And why not one last silly, everyone breaks sketch to finish up a most enjoyable night. Reusing the restaurant set from earlier in the episode, the players this time are Pascal, Yang, Molly Kearney, Punkie, and Ego, with Ego’s out-of-town visitor only revealing where the sketch was going once her thrice sent-back very well done steak hits the table. Before then, Nwodim made me laugh, her brash lawyer continually accusing Pascal’s confused diner of trying to get her to “give up the butt.” And then Ego started sawing away at that leathery steak, sending the entire table rocking back and forth, her generously heaped side of peas flying, and everyone’s red wine spraying everywhere, while Pascal and everyone else got the giggles.

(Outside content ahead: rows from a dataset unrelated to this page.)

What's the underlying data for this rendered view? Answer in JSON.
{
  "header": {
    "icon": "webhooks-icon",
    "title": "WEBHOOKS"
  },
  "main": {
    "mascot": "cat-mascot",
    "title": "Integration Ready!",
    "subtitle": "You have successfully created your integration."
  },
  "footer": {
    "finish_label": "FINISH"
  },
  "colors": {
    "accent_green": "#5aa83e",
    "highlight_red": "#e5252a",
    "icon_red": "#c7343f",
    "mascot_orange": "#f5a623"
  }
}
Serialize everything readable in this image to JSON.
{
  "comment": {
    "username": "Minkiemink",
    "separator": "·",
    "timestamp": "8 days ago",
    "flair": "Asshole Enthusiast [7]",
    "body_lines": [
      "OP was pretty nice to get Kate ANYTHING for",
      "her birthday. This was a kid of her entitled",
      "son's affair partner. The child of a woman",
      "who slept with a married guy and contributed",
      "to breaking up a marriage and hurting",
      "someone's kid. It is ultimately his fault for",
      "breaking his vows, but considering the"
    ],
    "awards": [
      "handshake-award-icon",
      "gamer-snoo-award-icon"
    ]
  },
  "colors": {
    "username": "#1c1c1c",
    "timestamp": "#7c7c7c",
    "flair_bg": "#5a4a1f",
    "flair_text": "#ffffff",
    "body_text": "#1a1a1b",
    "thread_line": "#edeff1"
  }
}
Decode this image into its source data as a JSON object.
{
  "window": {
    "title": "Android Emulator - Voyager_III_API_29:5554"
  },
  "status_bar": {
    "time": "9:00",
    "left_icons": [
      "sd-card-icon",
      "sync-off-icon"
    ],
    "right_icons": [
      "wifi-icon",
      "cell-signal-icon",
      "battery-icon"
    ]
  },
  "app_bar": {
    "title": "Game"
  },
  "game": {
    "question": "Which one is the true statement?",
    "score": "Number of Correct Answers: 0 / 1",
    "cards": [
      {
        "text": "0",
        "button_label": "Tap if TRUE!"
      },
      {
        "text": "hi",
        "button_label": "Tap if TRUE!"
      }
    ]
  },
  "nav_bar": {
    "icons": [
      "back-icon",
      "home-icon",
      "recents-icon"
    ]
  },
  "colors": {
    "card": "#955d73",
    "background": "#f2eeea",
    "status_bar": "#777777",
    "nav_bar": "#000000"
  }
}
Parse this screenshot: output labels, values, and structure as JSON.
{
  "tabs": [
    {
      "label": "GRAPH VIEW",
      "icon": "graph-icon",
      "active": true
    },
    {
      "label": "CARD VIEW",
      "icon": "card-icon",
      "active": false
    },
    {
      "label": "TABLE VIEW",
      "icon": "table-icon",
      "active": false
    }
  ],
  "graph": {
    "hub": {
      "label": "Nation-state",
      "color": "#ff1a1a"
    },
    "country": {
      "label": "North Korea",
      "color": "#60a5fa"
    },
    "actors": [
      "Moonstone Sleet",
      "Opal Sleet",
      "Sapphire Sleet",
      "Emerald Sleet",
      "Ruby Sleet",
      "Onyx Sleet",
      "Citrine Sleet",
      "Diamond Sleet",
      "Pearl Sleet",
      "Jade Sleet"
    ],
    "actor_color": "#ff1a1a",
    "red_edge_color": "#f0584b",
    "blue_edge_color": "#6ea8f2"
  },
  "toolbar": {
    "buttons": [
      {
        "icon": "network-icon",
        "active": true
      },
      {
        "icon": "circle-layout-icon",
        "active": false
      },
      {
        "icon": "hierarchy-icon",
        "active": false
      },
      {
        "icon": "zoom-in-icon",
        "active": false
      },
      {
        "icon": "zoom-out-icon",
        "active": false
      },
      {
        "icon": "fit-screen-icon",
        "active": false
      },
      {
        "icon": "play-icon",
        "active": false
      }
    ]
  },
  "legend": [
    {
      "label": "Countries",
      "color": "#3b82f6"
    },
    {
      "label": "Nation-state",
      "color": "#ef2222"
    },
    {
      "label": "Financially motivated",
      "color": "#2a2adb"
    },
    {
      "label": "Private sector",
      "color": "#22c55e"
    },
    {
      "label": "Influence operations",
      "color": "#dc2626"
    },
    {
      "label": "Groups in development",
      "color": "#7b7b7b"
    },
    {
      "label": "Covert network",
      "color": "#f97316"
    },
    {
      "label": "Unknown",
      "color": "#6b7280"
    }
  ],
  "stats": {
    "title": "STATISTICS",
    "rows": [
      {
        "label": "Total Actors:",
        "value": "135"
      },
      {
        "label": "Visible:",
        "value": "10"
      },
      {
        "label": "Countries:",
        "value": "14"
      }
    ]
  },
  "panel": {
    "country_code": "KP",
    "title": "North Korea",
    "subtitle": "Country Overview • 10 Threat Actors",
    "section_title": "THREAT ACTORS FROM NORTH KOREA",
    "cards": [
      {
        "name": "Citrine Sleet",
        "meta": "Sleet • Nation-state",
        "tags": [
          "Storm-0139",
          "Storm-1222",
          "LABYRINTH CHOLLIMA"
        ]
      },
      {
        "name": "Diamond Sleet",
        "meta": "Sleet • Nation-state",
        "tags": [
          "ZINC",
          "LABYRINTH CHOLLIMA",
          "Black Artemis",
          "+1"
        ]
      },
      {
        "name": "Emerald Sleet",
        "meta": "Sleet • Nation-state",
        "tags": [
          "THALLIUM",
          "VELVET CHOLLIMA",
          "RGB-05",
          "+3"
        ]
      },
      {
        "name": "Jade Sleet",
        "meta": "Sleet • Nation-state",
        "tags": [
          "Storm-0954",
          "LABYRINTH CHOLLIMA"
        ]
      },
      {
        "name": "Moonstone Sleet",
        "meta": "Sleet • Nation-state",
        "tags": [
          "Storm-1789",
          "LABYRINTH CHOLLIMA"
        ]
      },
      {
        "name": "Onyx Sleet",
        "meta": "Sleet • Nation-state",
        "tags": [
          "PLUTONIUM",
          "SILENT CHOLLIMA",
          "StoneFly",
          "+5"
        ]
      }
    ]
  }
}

In the second go-‘round, when Nwodim puts a leg up on her chair to better hack away at her meat, it’s more than the assembled players can handle, their breaking counterpoint to Ego’s commitment, and I laughed along with them pretty helplessly. This was that kind of show. Not the sort of episode Saturday Night Live should aspire to as a rule, but the sort of happy, giddy accidental joy the live show can still find room for.

Parting Shots

“It’s like Succession, but outside.”—Yang’s balloon, on Yellowstone.

Apparently, Sarah Paulson’s appearance tonight came about because she and Pedro Pascal have been best friends since they were teenagers. This makes me happy.

For a horrible moment, I was getting “You like-a tha juice?” vibes from Pascal’s Italian accented waitstaff. Thankfully, my fears proved unfounded.

Mario Kart’s Goombas continue the “Pedro Pascal/HBO video game adaptations/evil fungus” theme.

We’re off until February 25, when Woody Harrelson will join the Five Timers Club, with musical guest Jack White, who tore the roof off of 8H last time he was there.

Dennis Perkins is an entertainment writer who lives in Maine with his wife, the writer Emily L. Stephens, and their cat, (Special Agent Dale) Cooper. His work has appeared in places like The A.V. Club, Ultimate Classic Rock, and the Portland (Maine) Press Herald. You can find him on Twitter, where he will anger you with opinions, and Instagram, where you will be won back over by pictures of Special Agent Dale Cooper.